The Tiniest Bits of Reality
This course is expected to run but has not yet been scheduled.
Why is the Higgs boson so important? Why does Leon Lederman, a Nobel laureate, call it “the God particle”? And what does it have to do with the world we live in: light, electricity, nuclear power, atoms, and molecules? In order to answer these questions, we will have to take a journey back in time, to the universe as it was when it was forming. Along the way, we will make several stops in order to meet physicists and philosophers who were ahead of their time, guessing about the structure of the world in unimaginable detail. They will tell us more about the tiniest bits of reality, elementary particles. We will show that their interpretations made so many years ago do not differ a lot from modern knowledge.
At its beginning, the universe was a hot dense soup consisting of various particles and antiparticles. Modern particle physics research institutes use higher and higher energies in order to reconstruct the conditions as they were right after the Big Bang. The topics covered in the course include the discoveries of atoms, nuclei, protons, and neutrons, as well as the investigation of even smaller particles. This course starts with Greek philosophers and evolves towards the new era of physics, marked by the Large Hadron Collider, the most amazing machine man has ever built. After introducing particles and their interactions, we’ll be able to cover selected topics and applications of particle physics, such as Positron Emission Tomography (PET scan), an example of a precise diagnostic tool that uses antimatter. One of the things we will show is that the latter, as fictional as it may seem, really exists, and its applications can be found in real-life situations.
As public interest in the Large Hadron Collider has been increasing over the last couple of years, this two-week course is intended to provide students with a basic understanding of the aspects and ideas of high energy physics and their deep implications in the structure of matter, where quantum effects are strong and the world is a much more organized place. The topics are selected from basic college-level physics textbooks, including Griffiths: “Introduction to Particle Physics,” Feynman, Leighton, Sands: “The Feynman Lectures on Physics,” and even some popular books, for example Lederman: “The God Particle.”

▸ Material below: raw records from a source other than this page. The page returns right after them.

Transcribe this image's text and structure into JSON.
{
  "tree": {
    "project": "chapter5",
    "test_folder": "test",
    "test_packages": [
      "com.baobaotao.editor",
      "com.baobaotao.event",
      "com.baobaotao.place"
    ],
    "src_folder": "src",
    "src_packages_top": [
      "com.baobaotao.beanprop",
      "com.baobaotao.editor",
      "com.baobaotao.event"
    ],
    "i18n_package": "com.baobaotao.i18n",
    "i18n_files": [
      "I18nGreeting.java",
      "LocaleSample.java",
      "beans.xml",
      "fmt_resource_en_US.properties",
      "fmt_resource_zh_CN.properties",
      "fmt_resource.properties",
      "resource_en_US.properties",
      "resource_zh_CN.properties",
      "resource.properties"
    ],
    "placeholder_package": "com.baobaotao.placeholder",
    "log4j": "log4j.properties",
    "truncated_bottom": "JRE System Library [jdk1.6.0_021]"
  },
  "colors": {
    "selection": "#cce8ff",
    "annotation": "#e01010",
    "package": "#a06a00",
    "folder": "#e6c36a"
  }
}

The main objective of this course is to teach physics in a non-mathematical way. Students should be familiar with basic concepts in physics. At least one year of general physics education is required. Classes will be interactive, with in-class demos, hands-on experiments, discussions, and video material. Students will be evaluated throughout the 2-week period via homework assignments, blackboard problem solving, group problem solving, plus periodic 3-minute student presentations and a final presentation.
The Prerequisite for this course is one year of general physics education.